[Dataset rows describing interfaces]
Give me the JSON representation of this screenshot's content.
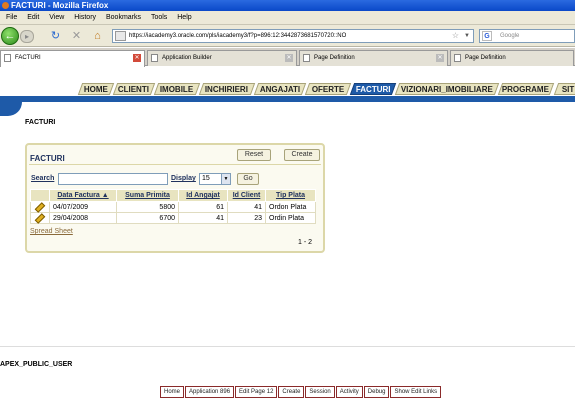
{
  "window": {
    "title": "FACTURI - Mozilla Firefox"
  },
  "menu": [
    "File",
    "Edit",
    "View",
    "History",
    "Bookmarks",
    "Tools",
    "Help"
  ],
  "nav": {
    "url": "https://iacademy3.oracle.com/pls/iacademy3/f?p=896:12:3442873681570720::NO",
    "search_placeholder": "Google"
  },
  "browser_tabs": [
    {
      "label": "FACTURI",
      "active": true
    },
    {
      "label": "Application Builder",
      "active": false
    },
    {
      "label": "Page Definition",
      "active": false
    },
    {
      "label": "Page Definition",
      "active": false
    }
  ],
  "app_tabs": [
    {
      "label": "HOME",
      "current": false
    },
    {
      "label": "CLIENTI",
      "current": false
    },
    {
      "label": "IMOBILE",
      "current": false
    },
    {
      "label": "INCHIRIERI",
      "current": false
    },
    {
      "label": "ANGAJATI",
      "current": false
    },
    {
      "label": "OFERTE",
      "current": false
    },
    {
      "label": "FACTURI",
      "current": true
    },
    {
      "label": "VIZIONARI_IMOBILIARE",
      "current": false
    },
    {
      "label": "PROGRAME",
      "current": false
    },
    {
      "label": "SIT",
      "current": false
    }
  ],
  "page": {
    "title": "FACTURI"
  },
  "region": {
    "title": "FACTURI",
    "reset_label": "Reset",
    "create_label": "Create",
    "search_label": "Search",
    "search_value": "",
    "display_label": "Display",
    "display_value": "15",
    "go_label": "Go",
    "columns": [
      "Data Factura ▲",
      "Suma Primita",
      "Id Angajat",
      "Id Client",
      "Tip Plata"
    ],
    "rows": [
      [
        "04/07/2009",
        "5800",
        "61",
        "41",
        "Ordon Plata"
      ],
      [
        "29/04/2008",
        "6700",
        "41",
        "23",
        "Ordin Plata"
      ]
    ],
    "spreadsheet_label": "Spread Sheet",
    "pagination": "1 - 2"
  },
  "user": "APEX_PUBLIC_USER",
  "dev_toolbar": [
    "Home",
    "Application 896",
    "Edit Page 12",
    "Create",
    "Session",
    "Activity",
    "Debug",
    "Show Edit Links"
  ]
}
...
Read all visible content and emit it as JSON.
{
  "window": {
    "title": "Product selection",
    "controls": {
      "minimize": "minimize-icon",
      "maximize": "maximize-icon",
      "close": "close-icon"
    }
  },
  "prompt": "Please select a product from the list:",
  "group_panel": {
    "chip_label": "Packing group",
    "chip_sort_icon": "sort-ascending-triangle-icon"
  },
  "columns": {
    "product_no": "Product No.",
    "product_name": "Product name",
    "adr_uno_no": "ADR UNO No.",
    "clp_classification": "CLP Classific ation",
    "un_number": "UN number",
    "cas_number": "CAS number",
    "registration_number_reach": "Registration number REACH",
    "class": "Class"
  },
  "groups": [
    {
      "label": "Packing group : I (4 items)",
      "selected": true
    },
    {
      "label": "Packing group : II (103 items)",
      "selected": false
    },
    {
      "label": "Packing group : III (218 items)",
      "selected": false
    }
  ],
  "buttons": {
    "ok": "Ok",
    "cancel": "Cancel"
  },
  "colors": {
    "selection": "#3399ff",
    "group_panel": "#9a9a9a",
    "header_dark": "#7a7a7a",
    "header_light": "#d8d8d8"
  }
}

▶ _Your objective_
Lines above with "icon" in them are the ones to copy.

▶ _Task result_
      "minimize": "minimize-icon",
      "maximize": "maximize-icon",
      "close": "close-icon"
    "chip_sort_icon": "sort-ascending-triangle-icon"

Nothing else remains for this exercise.